This week in tech history: Three years of Oculus figuring out VR
At Engadget, we spend every day looking at how technology will shape the future. But it’s also important to look back at how far we’ve come. That’s what This Week in Tech History does. Join us every weekend for a recap of historical tech news, anniversaries and advances from the recent and not-so-recent past. This week, we’re looking back at a number of key events in the history of Oculus VR.
Late March has historically been a huge time for Oculus VR, a company that you can credit for ushering in the modern virtual reality era. Just last week at GDC, Oculus unveiled its second-generation VR headset, the Rift S. But that new product is mostly just an iteration on the original Oculus Rift, which was released just over three years ago, on March 25th, 2016.
Oculus and its competitors have iterated on the VR experience in the years since, but we’re now on the threshold of next big Oculus hardware update: the Rift S, which arrives later this spring. As a direct descendent of the Rift and the developer hardware that came before it, it’s a good time to look back and see how much the VR landscape has changed from the days Oculus was rushing Kickstarter dev kits out the door.
Correction: This story originally stated that the upcoming Rift S was a “standalone” VR headset that doesn’t require a computer. The existing Oculus Quest is a standalone headset, but the Rift S will still require a PC. We apologize for the error.
The Rift’s launch capped a whirlwind three years that started with the release of the first Rift developer kit, which also came out in March — March 29th, 2013, to be precise. The first Rift developer kit came out as a Kickstarter project the company launched in August of 2012. Oculus raised well over $2 million on that Kickstarter and started showing the Rift off to the press at CES in 2013, where I had a chance to give it a shot. At the time, I called it an immersive, disorienting “shock to the system” that was unlike any tech I had tried before and was easily the highlight of CES for just about anyone there who tried it.
That buzz built over the next year or so, as development kits made their way out to an eager public. And the company didn’t slow down on the hardware front.

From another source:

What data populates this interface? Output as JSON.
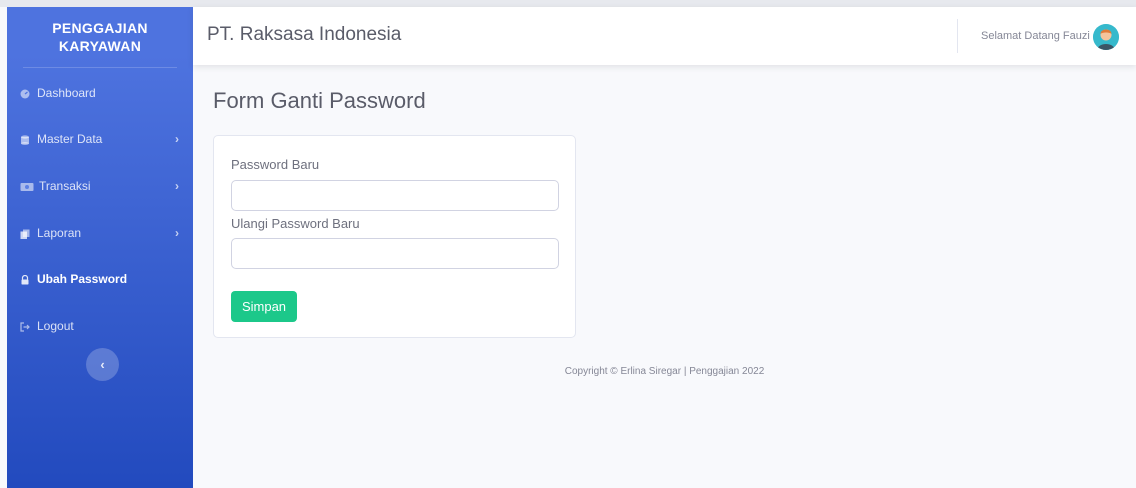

Less than a year later (March 19th, 2014), a second-generation, developer-focused version of the Rift (known as DK2 or by its “Crystal Cove” codename) was on sale for $350.
But easily the biggest thing that happened to Oculus between the first developer kit and the full release of the Rift in 2016 was Facebook swooping in to purchase the company for a whopping $2 billion on March 25th, 2014. This for a company that hadn’t formally released a finalized product — and while VR was obviously of huge interest to both tech’s biggest companies and the public at large, it certainly was still an unproven medium. (Some might argue it still is, but that’s another story altogether.)
That transaction gave Oculus even more legitimacy and helped to truly kick some competition into high gear. After Facebook’s purchase, Google, Sony and HTC all got into the VR world, to varying degrees of success. You can also trace initiatives such as “mixed reality” headsets like Microsoft’s Hololens back to Oculus; even Apple’s slow but steady interest in augmented reality only became a reality in the years following the Facebook / Oculus partnership.
Oculus got another big boost later in 2014 when it partnered with Samsung, a union that eventually yielded the smartphone-powered Gear VR. The headset was more of an accessory for your Samsung phone rather than a full-fledged product, but it did do some important work of making VR a little more accessible for people to try ahead of the Rift’s eventual launch.
This was all just a lead-up to the final, consumer-ready Rift hardware that arrived in 2016. Sure, the headset cost $600 and required a relatively high-end gaming PC to use. But that didn’t stop our reviewer Devindra Hardawar from stating that the Oculus approach to VR “is indeed the real deal.” The hardware design and built quality was vastly improved over the early developer kits, it was easy to set up and it successfully pulled players into an immersive world with a high-quality, stable gaming experience. Obviously, those launch titles were hit-or-miss, but VR gaming had truly arrived.